++++ Data supplied

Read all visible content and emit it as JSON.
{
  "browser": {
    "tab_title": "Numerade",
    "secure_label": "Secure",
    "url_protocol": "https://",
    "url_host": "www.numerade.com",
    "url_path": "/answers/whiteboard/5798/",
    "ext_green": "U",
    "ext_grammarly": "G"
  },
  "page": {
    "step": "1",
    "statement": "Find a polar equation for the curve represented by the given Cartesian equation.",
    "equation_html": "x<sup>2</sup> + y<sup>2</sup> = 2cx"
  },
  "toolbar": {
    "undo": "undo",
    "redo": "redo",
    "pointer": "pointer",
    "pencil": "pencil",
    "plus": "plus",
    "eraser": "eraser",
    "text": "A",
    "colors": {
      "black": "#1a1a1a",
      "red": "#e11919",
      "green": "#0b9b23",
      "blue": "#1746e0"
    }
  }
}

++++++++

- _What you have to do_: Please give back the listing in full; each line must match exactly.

- _Result of the task_:
Read all visible content and emit it as JSON.
{
  "browser": {
    "tab_title": "Numerade",
    "secure_label": "Secure",
    "url_protocol": "https://",
    "url_host": "www.numerade.com",
    "url_path": "/answers/whiteboard/5798/",
    "ext_green": "U",
    "ext_grammarly": "G"
  },
  "page": {
    "step": "1",
    "statement": "Find a polar equation for the curve represented by the given Cartesian equation.",
    "equation_html": "x<sup>2</sup> + y<sup>2</sup> = 2cx"
  },
  "toolbar": {
    "undo": "undo",
    "redo": "redo",
    "pointer": "pointer",
    "pencil": "pencil",
    "plus": "plus",
    "eraser": "eraser",
    "text": "A",
    "colors": {
      "black": "#1a1a1a",
      "red": "#e11919",
      "green": "#0b9b23",
      "blue": "#1746e0"
    }
  }
}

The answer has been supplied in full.